While the M&A market among banks quieted in 2018, there was one local player that kept making moves.
Downtown-based Union Bank & Trust began and ended the year in acquisition mode.
It started 2018 by absorbing Richmond peer Xenith Bank, in a $701 million deal that made Union a $12 billion institution.
Then in August it announced its plan to acquire Access National Bancorp out of Reston to give Union its first significant piece of the Northern Virginia market. The all-stock transaction valued at $610 million would bring the Access National Bank and Middleburg Bank franchises into the Union fold and give the combined companies $16 billion in total assets and more than 150 locations across the state. It awaits shareholder and regulatory approvals in the new year.
South State plants its flag
As Union was out making deals, a $15 billion South Carolina-based competitor arrived in Richmond in a big way.
South State Bank opened here in the spring with eight local branches after completing its absorption of Park Sterling Bank. It wasted no time in increasing its presence in the market, as it signed on for an expanded footprint in revamped space in One James Center downtown.
PNC arrives in RVA

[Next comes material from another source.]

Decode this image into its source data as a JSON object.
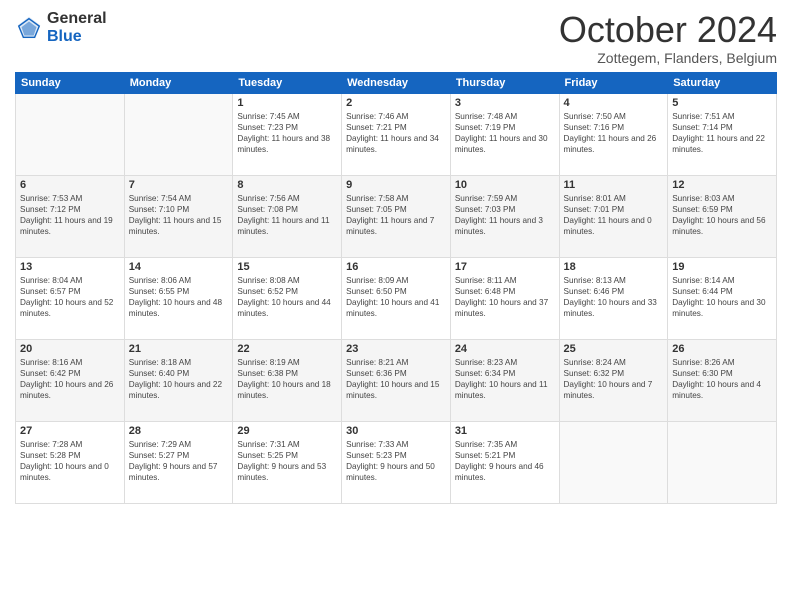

An even bigger bank set up shop downtown for the first time, albeit in a smaller way.
PNC Bank, a $380 billion institution based in Pittsburgh, leased an office in the Riverside on the James building. It’s the bank’s first full-time presence here after years of calling on Richmond from Washington, D.C.
VCB joins the $1 billion club
Hitting a financial milestone less than two years after its marriage to Bank of Lancaster, Henrico-based Virginia Commonwealth Bank surpassed $1 billion in total assets for the first time. VCB also began its push further into Hampton Roads during 2018, opening a branch at the Virginia Beach oceanfront. There are now five $1 billion-and-up institutions technically headquartered in the Richmond market.
The year brought about some interesting moves among local banking executives, none more surprising than the news that Billy Beale is getting back in the game.
The former longtime head of Union Bank, Beale stepped in as interim CEO at Community Bankers Bank, a struggling Midlothian-based institution. It’s one of only about a dozen so-called bankers’ banks remaining in the country and has been hit by consolidation among community banks, which means its customer base is shrinking.
Out in river country, West Point-based C&F Bank announced a changing of the guard at its highest ranks. Longtime chief Larry Dillon is stepping down, handing the reins to president and CFO Tom Cherry, who the bank has been grooming for the top job for years.
Down in Powhatan, the tiny New Horizon Bank filled its CEO seat with a permanent successor to founder Jimmy Keller, who left in summer 2017 and joined a competitor. Stepping in for Keller was Tommy Bourque, by way of a bank in the mountains of North Carolina.
The actions of an influential board member and investor brought some spotlight back on Midlothian-based Village Bank during the year. Kenneth Lehman, a seasoned community bank investor who is Village’s majority shareholder, resigned from his position on the bank’s board. A few months later, Lehman increased his stake in the bank by purchasing $650,000 worth of shares.
Branch moves abound
Who says branch banking is dead?
Local banks continued adding to their location counts during 2018, both inside the Richmond market and outside.
Union built and opened a new branch from scratch in Chester, while selling off a previously shuttered location in Charlottesville to a competitor.
New Horizon, armed with its new CEO, also opened a newly built, modern design branch in its home town of Powhatan.
And there’s at least one bank following all the breweries into Scott’s Addition. Virginia Commonwealth Bank is eyeing a location on the ground floor of the Scott’s View mixed-use development that’s currently rising at 1400 Roseneath Road.
This rundown is by no means all-encompassing. Click here for links to all of BizSense’s banking coverage from 2018.